Spotlight on homelessness and housing

Local Gippsland service providers today attended a Latrobe Valley think tank with Shadow Minister for Housing Georgie Crozier and The Nationals Melina Bath, Member for Eastern Victoria Region.  Together they discussed issues surrounding homelessness and public housing in Gippsland in the lead into Homelessness Week 2018 which is themed ‘Ending Homelessness Together’.

Ms Bath invited Ms Crozier to the Latrobe Valley following the release of a parliamentary committee report into the Victorian Government’s Public Housing Renewal program and her ongoing discussions with local service providers.

Ms Bath said the issue of lengthy wait times in public housing and the strong link to homelessness poses a significant challenge for Gippsland’s most vulnerable and our local service providers.

“Homelessness in Gippsland looks very different to the rest of the state and is significantly influenced by the long wait for public housing, Latrobe-Gippsland’s high unemployment and a real shortage of available low cost rentals.”
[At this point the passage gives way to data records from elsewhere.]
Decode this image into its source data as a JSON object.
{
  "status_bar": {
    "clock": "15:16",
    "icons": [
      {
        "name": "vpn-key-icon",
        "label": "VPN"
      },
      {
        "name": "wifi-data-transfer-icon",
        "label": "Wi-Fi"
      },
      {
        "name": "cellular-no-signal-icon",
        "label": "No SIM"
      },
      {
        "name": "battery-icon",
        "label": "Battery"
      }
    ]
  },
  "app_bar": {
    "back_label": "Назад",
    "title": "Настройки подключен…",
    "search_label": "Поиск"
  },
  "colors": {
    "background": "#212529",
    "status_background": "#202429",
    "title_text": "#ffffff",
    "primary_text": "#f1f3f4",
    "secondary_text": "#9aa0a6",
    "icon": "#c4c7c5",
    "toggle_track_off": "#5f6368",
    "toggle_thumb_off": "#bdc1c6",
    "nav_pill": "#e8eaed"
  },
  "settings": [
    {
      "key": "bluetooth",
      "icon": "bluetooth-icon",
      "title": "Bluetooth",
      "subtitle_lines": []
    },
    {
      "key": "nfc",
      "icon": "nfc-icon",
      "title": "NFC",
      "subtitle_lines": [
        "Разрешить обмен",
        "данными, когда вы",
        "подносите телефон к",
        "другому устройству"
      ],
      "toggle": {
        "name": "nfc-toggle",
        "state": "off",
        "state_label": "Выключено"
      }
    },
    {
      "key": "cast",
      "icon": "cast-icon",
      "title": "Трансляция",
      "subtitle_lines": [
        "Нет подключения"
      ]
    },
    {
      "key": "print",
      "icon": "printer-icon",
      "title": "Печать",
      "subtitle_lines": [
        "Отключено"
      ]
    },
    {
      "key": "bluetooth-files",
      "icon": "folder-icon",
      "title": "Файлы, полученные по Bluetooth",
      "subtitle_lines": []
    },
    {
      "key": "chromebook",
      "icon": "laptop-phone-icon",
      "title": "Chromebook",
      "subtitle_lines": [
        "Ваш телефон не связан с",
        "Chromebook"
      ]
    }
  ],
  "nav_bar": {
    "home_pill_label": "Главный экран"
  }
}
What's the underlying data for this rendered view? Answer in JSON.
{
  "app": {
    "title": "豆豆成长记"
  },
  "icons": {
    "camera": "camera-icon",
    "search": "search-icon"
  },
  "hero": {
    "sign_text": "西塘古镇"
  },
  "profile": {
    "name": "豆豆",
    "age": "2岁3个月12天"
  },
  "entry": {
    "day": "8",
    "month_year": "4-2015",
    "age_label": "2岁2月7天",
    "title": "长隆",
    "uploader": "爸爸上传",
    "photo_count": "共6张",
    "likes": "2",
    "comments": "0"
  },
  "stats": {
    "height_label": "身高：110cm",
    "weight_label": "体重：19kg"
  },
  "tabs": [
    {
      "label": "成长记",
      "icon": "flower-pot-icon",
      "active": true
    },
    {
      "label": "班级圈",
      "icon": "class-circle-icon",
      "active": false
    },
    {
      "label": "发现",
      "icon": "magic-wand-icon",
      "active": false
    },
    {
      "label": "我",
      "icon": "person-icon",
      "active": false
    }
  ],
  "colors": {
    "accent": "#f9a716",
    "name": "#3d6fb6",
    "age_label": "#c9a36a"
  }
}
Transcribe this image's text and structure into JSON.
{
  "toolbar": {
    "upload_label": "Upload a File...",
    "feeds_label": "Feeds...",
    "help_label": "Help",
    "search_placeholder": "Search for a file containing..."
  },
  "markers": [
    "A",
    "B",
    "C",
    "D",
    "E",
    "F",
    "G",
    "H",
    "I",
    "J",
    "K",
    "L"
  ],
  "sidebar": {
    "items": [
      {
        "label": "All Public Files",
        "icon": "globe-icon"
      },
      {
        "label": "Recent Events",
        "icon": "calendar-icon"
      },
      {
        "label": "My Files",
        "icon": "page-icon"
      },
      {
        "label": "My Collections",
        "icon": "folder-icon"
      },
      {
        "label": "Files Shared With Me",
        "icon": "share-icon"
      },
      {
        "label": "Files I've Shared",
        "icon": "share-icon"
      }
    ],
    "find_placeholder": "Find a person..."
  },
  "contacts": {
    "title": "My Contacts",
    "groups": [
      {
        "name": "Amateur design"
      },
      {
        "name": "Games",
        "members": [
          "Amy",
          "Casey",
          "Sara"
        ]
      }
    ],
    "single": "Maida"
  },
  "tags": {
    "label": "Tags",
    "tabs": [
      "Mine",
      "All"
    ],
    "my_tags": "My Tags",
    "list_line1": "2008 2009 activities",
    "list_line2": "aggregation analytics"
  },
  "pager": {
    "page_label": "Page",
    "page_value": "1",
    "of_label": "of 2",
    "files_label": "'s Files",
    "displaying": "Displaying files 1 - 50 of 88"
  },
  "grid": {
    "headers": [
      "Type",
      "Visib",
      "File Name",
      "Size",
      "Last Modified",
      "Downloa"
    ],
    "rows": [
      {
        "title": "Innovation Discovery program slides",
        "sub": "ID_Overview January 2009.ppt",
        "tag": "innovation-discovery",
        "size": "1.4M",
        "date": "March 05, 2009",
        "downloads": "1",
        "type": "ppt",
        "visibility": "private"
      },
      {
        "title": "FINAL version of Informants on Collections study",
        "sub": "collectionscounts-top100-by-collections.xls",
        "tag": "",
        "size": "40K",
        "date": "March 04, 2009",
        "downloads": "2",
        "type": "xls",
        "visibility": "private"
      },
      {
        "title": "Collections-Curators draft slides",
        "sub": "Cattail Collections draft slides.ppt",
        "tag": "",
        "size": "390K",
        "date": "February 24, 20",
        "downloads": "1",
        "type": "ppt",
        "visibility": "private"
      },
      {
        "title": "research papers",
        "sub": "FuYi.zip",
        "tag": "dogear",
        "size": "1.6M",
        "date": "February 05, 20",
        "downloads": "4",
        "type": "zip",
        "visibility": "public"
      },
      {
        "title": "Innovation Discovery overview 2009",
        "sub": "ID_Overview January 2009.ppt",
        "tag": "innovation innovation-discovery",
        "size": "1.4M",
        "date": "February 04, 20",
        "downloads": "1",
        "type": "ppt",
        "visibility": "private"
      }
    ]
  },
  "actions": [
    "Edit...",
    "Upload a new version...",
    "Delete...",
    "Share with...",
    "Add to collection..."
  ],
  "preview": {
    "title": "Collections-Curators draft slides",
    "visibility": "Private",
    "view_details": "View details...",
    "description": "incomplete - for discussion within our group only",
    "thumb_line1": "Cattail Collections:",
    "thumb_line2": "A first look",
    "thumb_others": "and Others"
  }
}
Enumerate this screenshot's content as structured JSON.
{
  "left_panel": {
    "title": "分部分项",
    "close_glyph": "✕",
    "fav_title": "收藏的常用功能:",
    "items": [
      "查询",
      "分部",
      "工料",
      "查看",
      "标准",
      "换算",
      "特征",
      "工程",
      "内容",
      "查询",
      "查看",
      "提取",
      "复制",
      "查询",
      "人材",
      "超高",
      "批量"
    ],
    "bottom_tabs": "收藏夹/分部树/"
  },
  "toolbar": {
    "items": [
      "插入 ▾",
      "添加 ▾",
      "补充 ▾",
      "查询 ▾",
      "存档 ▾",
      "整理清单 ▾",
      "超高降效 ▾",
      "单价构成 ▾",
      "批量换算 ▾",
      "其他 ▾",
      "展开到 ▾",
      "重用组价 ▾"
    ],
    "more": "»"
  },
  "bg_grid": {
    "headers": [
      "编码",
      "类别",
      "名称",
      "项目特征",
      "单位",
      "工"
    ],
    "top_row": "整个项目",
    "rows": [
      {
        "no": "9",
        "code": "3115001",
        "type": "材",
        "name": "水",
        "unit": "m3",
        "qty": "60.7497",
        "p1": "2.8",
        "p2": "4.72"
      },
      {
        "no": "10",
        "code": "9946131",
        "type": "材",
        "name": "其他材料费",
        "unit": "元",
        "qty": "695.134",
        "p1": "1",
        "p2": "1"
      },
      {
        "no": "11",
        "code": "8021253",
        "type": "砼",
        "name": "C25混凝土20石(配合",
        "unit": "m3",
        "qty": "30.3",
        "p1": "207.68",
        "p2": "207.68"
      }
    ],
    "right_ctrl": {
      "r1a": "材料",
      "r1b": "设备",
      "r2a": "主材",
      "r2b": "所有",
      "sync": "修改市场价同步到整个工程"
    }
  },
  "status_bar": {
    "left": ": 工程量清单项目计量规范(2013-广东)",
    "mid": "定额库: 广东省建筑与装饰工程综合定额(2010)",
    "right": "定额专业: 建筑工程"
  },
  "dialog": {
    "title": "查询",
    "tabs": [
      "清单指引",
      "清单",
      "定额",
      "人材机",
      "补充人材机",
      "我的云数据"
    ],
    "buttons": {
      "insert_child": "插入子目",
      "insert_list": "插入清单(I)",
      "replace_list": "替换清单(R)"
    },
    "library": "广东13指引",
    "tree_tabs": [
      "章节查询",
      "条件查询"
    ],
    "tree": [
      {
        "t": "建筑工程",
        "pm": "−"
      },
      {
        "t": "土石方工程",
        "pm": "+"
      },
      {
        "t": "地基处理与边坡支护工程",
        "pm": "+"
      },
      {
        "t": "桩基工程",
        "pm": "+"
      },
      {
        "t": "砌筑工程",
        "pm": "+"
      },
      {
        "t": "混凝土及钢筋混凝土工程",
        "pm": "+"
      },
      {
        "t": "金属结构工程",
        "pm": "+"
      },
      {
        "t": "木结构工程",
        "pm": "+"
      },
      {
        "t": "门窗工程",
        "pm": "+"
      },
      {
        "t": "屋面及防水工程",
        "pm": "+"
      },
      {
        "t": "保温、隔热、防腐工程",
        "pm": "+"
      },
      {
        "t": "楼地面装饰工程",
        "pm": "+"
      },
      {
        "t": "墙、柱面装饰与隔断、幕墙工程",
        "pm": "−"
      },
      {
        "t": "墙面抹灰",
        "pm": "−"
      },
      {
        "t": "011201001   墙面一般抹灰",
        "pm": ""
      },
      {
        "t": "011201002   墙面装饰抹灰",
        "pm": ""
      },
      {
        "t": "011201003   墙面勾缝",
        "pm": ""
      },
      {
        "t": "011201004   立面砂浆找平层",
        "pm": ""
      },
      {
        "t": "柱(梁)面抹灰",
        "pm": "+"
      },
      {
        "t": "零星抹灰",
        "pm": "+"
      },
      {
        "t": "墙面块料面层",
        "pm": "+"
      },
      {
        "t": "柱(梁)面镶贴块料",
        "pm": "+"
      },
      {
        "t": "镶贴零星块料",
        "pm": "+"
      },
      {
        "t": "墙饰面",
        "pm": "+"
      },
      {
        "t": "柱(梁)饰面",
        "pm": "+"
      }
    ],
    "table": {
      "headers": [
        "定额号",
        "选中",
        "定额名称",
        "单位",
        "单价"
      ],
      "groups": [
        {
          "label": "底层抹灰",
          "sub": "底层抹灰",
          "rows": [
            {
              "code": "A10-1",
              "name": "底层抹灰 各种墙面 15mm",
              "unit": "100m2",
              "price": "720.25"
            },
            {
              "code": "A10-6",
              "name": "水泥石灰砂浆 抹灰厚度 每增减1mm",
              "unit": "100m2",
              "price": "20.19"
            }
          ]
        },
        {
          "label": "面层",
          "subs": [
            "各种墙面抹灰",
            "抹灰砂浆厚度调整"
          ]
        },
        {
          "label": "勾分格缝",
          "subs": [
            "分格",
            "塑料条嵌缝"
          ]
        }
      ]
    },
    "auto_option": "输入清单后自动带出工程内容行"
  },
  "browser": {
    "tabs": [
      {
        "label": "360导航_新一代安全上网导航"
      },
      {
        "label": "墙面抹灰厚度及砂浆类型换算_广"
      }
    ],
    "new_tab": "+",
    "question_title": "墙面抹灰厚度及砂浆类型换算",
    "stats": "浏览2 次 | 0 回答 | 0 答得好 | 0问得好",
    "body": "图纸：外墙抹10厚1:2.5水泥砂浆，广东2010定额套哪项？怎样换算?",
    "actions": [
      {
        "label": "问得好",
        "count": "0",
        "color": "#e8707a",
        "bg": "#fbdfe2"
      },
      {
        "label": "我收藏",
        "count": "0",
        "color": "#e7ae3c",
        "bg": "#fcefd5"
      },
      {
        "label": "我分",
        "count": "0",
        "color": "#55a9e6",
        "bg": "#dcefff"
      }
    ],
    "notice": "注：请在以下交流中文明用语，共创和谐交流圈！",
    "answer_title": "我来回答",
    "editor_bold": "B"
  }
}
The parliamentary committee report into the Victorian Government’s Public Housing Renewal program recently revealed the number of people on the Victorian Housing Register increased by about 1,500 people in the first three months of this year and highlighted there are now over 82,000 people, including 24,622 children seeking public housing.  The wait time for public housing can take anywhere between three months to several years.

“The problem of affordable rental housing in Latrobe Valley has dramatically worsened under the Andrews Labor Government.  Victoria’s population is growing, Latrobe Valley has the highest unemployment rate in regional Victoria and the cost of living continues to rise.  These growing pressures are continuing to impact housing and homelessness.

“Today we held productive discussions about public housing and homelessness and talked about promotion around Homelessness Week 2018.  We also covered the provision of important support services that included mental health, drug rehabilitation and domestic violence.

“We know the longer individuals or families experience homelessness the harder it is to end the situation due to worsening health and financial conditions.  Therefore it is important we work together as a community to achieve positive outcomes for local individuals and families,” said Ms Bath.